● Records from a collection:
•••

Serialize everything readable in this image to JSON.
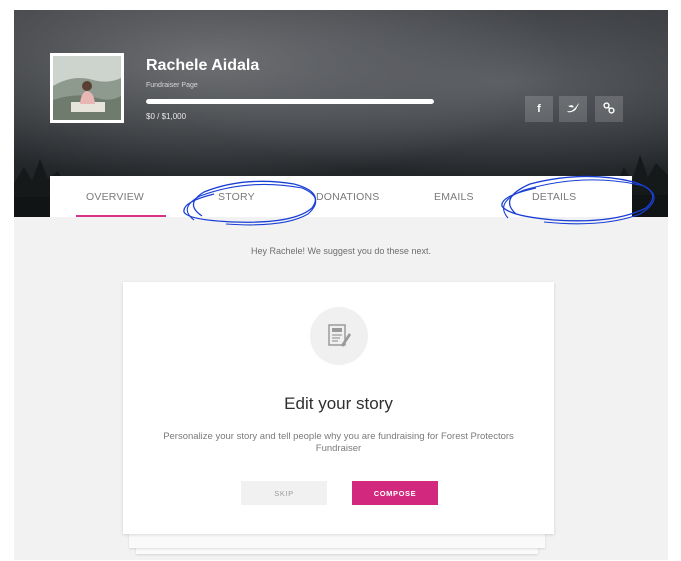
{
  "header": {
    "name": "Rachele Aidala",
    "subtitle": "Fundraiser Page",
    "amount": "$0 / $1,000",
    "progress_fraction": 1.0
  },
  "social": {
    "facebook_glyph": "f",
    "twitter_glyph": "✔",
    "link_glyph": "%"
  },
  "tabs": [
    {
      "label": "OVERVIEW",
      "active": true
    },
    {
      "label": "STORY",
      "active": false
    },
    {
      "label": "DONATIONS",
      "active": false
    },
    {
      "label": "EMAILS",
      "active": false
    },
    {
      "label": "DETAILS",
      "active": false
    }
  ],
  "hint": "Hey Rachele! We suggest you do these next.",
  "card": {
    "title": "Edit your story",
    "description": "Personalize your story and tell people why you are fundraising for Forest Protectors Fundraiser",
    "skip_label": "SKIP",
    "compose_label": "COMPOSE"
  },
  "colors": {
    "accent": "#d2297f",
    "annotation": "#1a3fd6"
  },
  "icons": [
    "facebook-icon",
    "twitter-icon",
    "link-icon",
    "edit-story-icon"
  ]
}
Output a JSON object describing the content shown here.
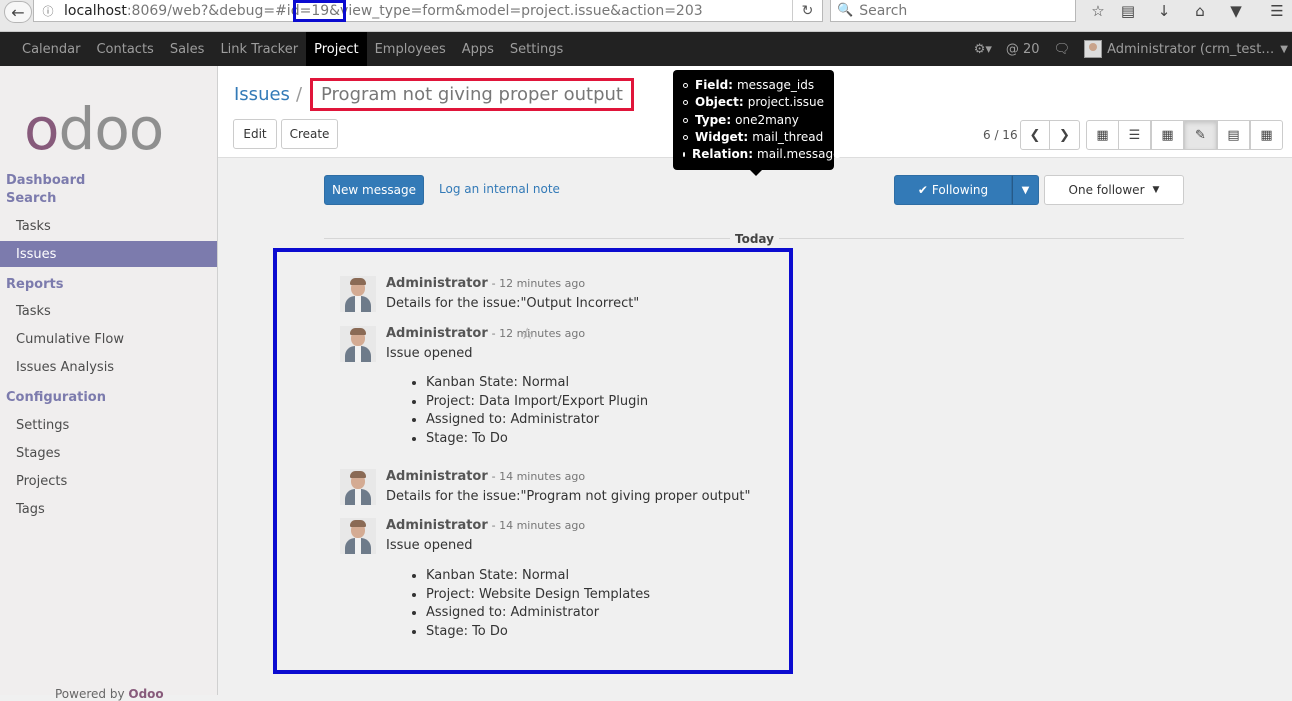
{
  "browser": {
    "url_host": "localhost",
    "url_rest": ":8069/web?&debug=#id=19&view_type=form&model=project.issue&action=203",
    "search_placeholder": "Search",
    "icons": [
      "back-arrow-icon",
      "info-icon",
      "reload-icon",
      "search-icon",
      "bookmark-star-icon",
      "reading-list-icon",
      "download-icon",
      "home-icon",
      "pocket-icon",
      "hamburger-menu-icon"
    ]
  },
  "topnav": {
    "items": [
      "Calendar",
      "Contacts",
      "Sales",
      "Link Tracker",
      "Project",
      "Employees",
      "Apps",
      "Settings"
    ],
    "active": "Project",
    "mentions_count": "@ 20",
    "user_label": "Administrator (crm_test…",
    "debug_icon": "bug-icon"
  },
  "sidebar": {
    "logo_text": "odoo",
    "dashboard": "Dashboard",
    "search": "Search",
    "section1_items": [
      "Tasks",
      "Issues"
    ],
    "reports": "Reports",
    "reports_items": [
      "Tasks",
      "Cumulative Flow",
      "Issues Analysis"
    ],
    "configuration": "Configuration",
    "config_items": [
      "Settings",
      "Stages",
      "Projects",
      "Tags"
    ],
    "powered_by": "Powered by",
    "powered_brand": "Odoo"
  },
  "control_panel": {
    "breadcrumb_parent": "Issues",
    "breadcrumb_sep": "/",
    "record_title": "Program not giving proper output",
    "edit_label": "Edit",
    "create_label": "Create",
    "pager": "6 / 16"
  },
  "tooltip": {
    "rows": [
      {
        "k": "Field:",
        "v": "message_ids"
      },
      {
        "k": "Object:",
        "v": "project.issue"
      },
      {
        "k": "Type:",
        "v": "one2many"
      },
      {
        "k": "Widget:",
        "v": "mail_thread"
      },
      {
        "k": "Relation:",
        "v": "mail.message"
      }
    ]
  },
  "chatter": {
    "new_message": "New message",
    "log_note": "Log an internal note",
    "following": "Following",
    "followers": "One follower",
    "day_label": "Today",
    "messages": [
      {
        "author": "Administrator",
        "ago": "- 12 minutes ago",
        "body": "Details for the issue:\"Output Incorrect\"",
        "tracking": []
      },
      {
        "author": "Administrator",
        "ago": "- 12 minutes ago",
        "body": "Issue opened",
        "tracking": [
          "Kanban State: Normal",
          "Project: Data Import/Export Plugin",
          "Assigned to: Administrator",
          "Stage: To Do"
        ]
      },
      {
        "author": "Administrator",
        "ago": "- 14 minutes ago",
        "body": "Details for the issue:\"Program not giving proper output\"",
        "tracking": []
      },
      {
        "author": "Administrator",
        "ago": "- 14 minutes ago",
        "body": "Issue opened",
        "tracking": [
          "Kanban State: Normal",
          "Project: Website Design Templates",
          "Assigned to: Administrator",
          "Stage: To Do"
        ]
      }
    ]
  },
  "colors": {
    "brand": "#875a7b",
    "sidebar_accent": "#7c7bad",
    "primary": "#337ab7",
    "highlight_red": "#e0153a",
    "highlight_blue": "#0b0bd0"
  }
}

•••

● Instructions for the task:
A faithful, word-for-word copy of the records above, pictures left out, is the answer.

● Exercise solution:
Serialize everything readable in this image to JSON.
{
  "header": {
    "name": "Rachele Aidala",
    "subtitle": "Fundraiser Page",
    "amount": "$0 / $1,000",
    "progress_fraction": 1.0
  },
  "social": {
    "facebook_glyph": "f",
    "twitter_glyph": "✔",
    "link_glyph": "%"
  },
  "tabs": [
    {
      "label": "OVERVIEW",
      "active": true
    },
    {
      "label": "STORY",
      "active": false
    },
    {
      "label": "DONATIONS",
      "active": false
    },
    {
      "label": "EMAILS",
      "active": false
    },
    {
      "label": "DETAILS",
      "active": false
    }
  ],
  "hint": "Hey Rachele! We suggest you do these next.",
  "card": {
    "title": "Edit your story",
    "description": "Personalize your story and tell people why you are fundraising for Forest Protectors Fundraiser",
    "skip_label": "SKIP",
    "compose_label": "COMPOSE"
  },
  "colors": {
    "accent": "#d2297f",
    "annotation": "#1a3fd6"
  },
  "icons": [
    "facebook-icon",
    "twitter-icon",
    "link-icon",
    "edit-story-icon"
  ]
}
Output a JSON object describing the content shown here.
{
  "browser": {
    "url_host": "localhost",
    "url_rest": ":8069/web?&debug=#id=19&view_type=form&model=project.issue&action=203",
    "search_placeholder": "Search",
    "icons": [
      "back-arrow-icon",
      "info-icon",
      "reload-icon",
      "search-icon",
      "bookmark-star-icon",
      "reading-list-icon",
      "download-icon",
      "home-icon",
      "pocket-icon",
      "hamburger-menu-icon"
    ]
  },
  "topnav": {
    "items": [
      "Calendar",
      "Contacts",
      "Sales",
      "Link Tracker",
      "Project",
      "Employees",
      "Apps",
      "Settings"
    ],
    "active": "Project",
    "mentions_count": "@ 20",
    "user_label": "Administrator (crm_test…",
    "debug_icon": "bug-icon"
  },
  "sidebar": {
    "logo_text": "odoo",
    "dashboard": "Dashboard",
    "search": "Search",
    "section1_items": [
      "Tasks",
      "Issues"
    ],
    "reports": "Reports",
    "reports_items": [
      "Tasks",
      "Cumulative Flow",
      "Issues Analysis"
    ],
    "configuration": "Configuration",
    "config_items": [
      "Settings",
      "Stages",
      "Projects",
      "Tags"
    ],
    "powered_by": "Powered by",
    "powered_brand": "Odoo"
  },
  "control_panel": {
    "breadcrumb_parent": "Issues",
    "breadcrumb_sep": "/",
    "record_title": "Program not giving proper output",
    "edit_label": "Edit",
    "create_label": "Create",
    "pager": "6 / 16"
  },
  "tooltip": {
    "rows": [
      {
        "k": "Field:",
        "v": "message_ids"
      },
      {
        "k": "Object:",
        "v": "project.issue"
      },
      {
        "k": "Type:",
        "v": "one2many"
      },
      {
        "k": "Widget:",
        "v": "mail_thread"
      },
      {
        "k": "Relation:",
        "v": "mail.message"
      }
    ]
  },
  "chatter": {
    "new_message": "New message",
    "log_note": "Log an internal note",
    "following": "Following",
    "followers": "One follower",
    "day_label": "Today",
    "messages": [
      {
        "author": "Administrator",
        "ago": "- 12 minutes ago",
        "body": "Details for the issue:\"Output Incorrect\"",
        "tracking": []
      },
      {
        "author": "Administrator",
        "ago": "- 12 minutes ago",
        "body": "Issue opened",
        "tracking": [
          "Kanban State: Normal",
          "Project: Data Import/Export Plugin",
          "Assigned to: Administrator",
          "Stage: To Do"
        ]
      },
      {
        "author": "Administrator",
        "ago": "- 14 minutes ago",
        "body": "Details for the issue:\"Program not giving proper output\"",
        "tracking": []
      },
      {
        "author": "Administrator",
        "ago": "- 14 minutes ago",
        "body": "Issue opened",
        "tracking": [
          "Kanban State: Normal",
          "Project: Website Design Templates",
          "Assigned to: Administrator",
          "Stage: To Do"
        ]
      }
    ]
  },
  "colors": {
    "brand": "#875a7b",
    "sidebar_accent": "#7c7bad",
    "primary": "#337ab7",
    "highlight_red": "#e0153a",
    "highlight_blue": "#0b0bd0"
  }
}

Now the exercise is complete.